  • Reinstate a suspended license

  • Get a reduction in your auto insurance cost

Now, if you decide to take this course, here are some of our recommended schools approved in different courts in Colorado.

iDriveSafely’s online traffic school in Colorado is approved by several individual courts throughout the state (check the website for the list of courts). 

How to Get Your Driving Record in Colorado iDriveSafely

They are one of the most trusted online traffic schools nationwide. Their course is easy to complete and straightforward. Despite that, it includes animated 3D video clips and interactive graphics to make lessons less boring.

You’ll be able to finish their courses in no time!


If you want to order your driving record in Colorado, the process is really easy.

Here’s a quick recap of how you can do this:

  • Order it in person by heading to the nearest Driver’s License Office with your documents (go to their Lakewood Office if you need a certified copy).
  • Order it through the mail by writing a letter addressed to The Colorado Department of Motor Vehicles and provide the details of your request, along with your payment. For a certified copy, send your letter to the Lakewood Office. For a non-certified copy, send it to the Driver Control Section in Denver.
  • Order it online from the Colorado DMV website - just provide the information required,  your driver’s license, a valid email address, and pay the fee through a credit card.

That’s it!

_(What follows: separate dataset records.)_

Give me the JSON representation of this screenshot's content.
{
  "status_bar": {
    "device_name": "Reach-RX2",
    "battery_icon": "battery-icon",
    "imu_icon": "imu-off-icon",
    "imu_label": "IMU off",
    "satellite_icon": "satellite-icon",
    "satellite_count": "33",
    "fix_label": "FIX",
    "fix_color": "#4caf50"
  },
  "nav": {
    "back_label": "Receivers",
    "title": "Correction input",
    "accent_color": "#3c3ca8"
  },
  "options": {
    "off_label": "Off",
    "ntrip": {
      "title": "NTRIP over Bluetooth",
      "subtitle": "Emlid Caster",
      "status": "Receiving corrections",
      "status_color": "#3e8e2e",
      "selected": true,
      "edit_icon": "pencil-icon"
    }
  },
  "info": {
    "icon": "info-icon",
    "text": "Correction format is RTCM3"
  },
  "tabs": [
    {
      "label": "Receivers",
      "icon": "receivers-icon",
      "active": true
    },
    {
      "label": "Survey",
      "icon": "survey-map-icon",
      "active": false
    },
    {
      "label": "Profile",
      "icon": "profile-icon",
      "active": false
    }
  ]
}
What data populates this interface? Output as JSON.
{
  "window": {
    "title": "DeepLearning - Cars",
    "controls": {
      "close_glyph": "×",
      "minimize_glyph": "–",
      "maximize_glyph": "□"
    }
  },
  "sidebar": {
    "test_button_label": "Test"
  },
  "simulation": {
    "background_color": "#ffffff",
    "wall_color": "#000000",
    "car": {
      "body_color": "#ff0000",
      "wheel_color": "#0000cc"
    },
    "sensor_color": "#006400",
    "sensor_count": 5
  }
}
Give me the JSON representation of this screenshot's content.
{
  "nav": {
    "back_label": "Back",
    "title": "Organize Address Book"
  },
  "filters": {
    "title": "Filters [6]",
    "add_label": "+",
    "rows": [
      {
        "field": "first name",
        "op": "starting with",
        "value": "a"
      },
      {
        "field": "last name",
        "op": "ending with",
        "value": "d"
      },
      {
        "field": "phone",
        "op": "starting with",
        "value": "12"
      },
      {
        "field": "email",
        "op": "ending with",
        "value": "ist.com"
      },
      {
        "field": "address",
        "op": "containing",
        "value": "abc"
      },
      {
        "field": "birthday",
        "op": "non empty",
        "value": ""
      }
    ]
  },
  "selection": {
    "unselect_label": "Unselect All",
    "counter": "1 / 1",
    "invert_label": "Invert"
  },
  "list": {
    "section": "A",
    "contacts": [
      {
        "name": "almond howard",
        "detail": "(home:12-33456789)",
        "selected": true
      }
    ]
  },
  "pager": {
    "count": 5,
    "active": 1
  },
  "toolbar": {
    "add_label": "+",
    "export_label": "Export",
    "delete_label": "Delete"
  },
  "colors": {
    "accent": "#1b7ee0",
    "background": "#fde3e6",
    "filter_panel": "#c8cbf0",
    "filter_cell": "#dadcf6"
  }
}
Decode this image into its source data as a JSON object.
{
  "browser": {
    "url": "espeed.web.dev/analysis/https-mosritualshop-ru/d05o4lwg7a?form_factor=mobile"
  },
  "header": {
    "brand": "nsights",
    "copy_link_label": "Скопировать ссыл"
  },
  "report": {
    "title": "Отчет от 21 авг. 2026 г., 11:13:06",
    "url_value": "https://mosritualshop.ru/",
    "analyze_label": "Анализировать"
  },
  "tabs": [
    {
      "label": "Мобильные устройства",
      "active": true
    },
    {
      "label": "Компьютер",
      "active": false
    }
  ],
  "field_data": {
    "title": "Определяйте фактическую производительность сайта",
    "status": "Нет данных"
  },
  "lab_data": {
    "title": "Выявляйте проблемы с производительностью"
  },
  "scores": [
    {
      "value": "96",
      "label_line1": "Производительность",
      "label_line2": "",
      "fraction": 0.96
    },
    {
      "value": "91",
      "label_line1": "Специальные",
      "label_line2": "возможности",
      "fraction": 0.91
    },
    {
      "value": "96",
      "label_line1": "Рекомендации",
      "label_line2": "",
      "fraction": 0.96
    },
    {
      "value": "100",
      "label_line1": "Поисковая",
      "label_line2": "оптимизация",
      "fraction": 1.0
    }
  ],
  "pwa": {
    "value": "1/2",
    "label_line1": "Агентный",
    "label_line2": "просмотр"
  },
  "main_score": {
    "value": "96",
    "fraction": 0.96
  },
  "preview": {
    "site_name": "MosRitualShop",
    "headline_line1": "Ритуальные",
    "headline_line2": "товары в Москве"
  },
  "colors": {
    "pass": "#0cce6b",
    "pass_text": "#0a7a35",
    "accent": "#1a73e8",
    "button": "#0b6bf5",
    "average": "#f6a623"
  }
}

Easy, right?

Related Posts

Do you need to check on your Wyoming license status after receiving a traffic ticket? Do you not know how to request a Wyoming driving record? If so, then we’re here to help.  In this article, we’re going to give you a complete 2023 guide on how to get your

Read More

Did you know that receiving a traffic ticket in Wisconsin can lead to a suspended license? Since Wisconsin follows a point system, getting too many traffic violations can lead to limited driving privileges, expensive auto insurance premiums, and even difficulty landing a job. So, to keep track of your points

Read More

A chill, leisurely drive along the Crossroads of America - what a way to start your day. But then peonies don't smell that sweet anymore, because you got a traffic ticket and your mood drops very low.  A traffic citation won’t look good on your driving record, that’s a given.

Read More

If you’ve recently received a traffic ticket in West Virginia, you might be worried about your license traffic points.  Getting too many points on your driving record can lead to suspension or revocation of your West Virginia license! You might even find it difficult to ask for auto insurance premium

Read More
{"email":"Email address invalid","url":"Website address invalid","required":"Required field missing"}